An “audience” could be anything from five people to five thousand. But there are too many variables in podcasting to put hard numbers on these things. Instead, it’s better to look at listener engagement.
So how do you gauge that? Well, if you have more than, say, ten people get in touch, each month, to tell you how much they enjoyed your latest episode, then you’ve definitely built a captive audience.
To put harder numbers on it, many sponsorship agencies look for 3000 to 5000 listeners, per episode, before they’ll take you on. But, if you’re doing it yourself, it’s perfectly possible to earn a decent sponsorship income once you pass the 200 to 300 mark, especially if you have a particularly niche audience. For more on this, of course, check out our podcast sponsorship article.
SHOULD I Try to Make Money Podcasting?
There’s no shortage of ways to make money from a podcast. But should you try ANY of them? Not necessarily.
Few podcasters don’t like the idea of earning a little money back from their content. It definitely isn’t for everyone, though.
For starters, there’s an administrative cost. If you’re making money, you’re running a business, and that means cooperating with your country’s taxation system. Is this going to be a drain on your enjoyment and creativity?
Then, there’s the question of ownership and cost splitting if you run a show with other people. Do you all earn the same share? And what happens to the income if you fall out? These are important conversations to have before you even think about making your first dollar.
Some podcasters just want to reach as many listeners as possible and never want to put any financial obstacles in the way.
Podcast monetization is an option, never a necessity. You don’t need to go down this route it if it isn’t a good fit for you.
How to Monetize a Podcast: Where Should I Start?
Most likely, in the early days, you’re going to throw a lot at the wall to see what sticks.
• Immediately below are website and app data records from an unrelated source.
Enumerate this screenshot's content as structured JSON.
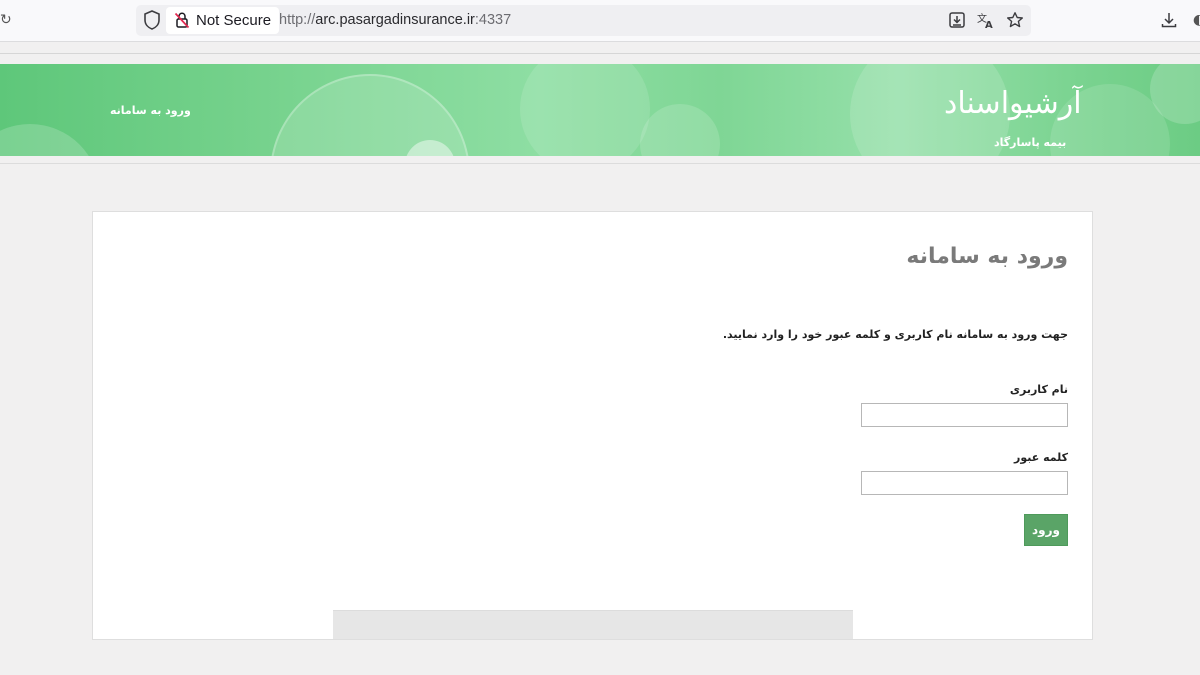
{
  "browser": {
    "security_label": "Not Secure",
    "url_scheme": "http://",
    "url_host": "arc.pasargadinsurance.ir",
    "url_port": ":4337",
    "icons": [
      "shield-icon",
      "lock-slash-icon",
      "save-page-icon",
      "translate-icon",
      "star-icon",
      "download-icon"
    ]
  },
  "header": {
    "login_link": "ورود به سامانه",
    "logo_title": "آرشیواسناد",
    "logo_subtitle": "بیمه پاسارگاد"
  },
  "login": {
    "title": "ورود به سامانه",
    "instructions": "جهت ورود به سامانه نام کاربری و کلمه عبور خود را وارد نمایید.",
    "username_label": "نام کاربری",
    "username_value": "",
    "password_label": "کلمه عبور",
    "password_value": "",
    "submit_label": "ورود"
  },
  "colors": {
    "banner_green": "#74d18b",
    "button_green": "#5aa467",
    "title_gray": "#7a7a7a"
  }
}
And you’ll likely end up doing quite a few methods, running a few in parallel.
Here’s a common sequence, which can work particularly well for podcasters who are teaching something.
A Common Podcast Monetization Path:
- affiliate marketing – You can get started really quickly, recommending products and services that your audience might like
- sponsorship – once the affiliate is working, you can use those conversion stats to justify charging sponsors a good rate
- coaching – start this up once your audience knows you well and are willing to pay for your time
- course – eventually, you’ll start to see the questions that come up again and again. Build a course to answer them
- product – last, you might build a product to help your coaching and course students to solve their biggest problem
When you sign up, you’ll also get access to a bunch of other courses and resources, plus weekly live Q&As. You can ask us anything from “how to make money from a podcast?”, to “how do I plug in these 46 cables and stop hating the sound of my own voice?”.
We’d love to see you there!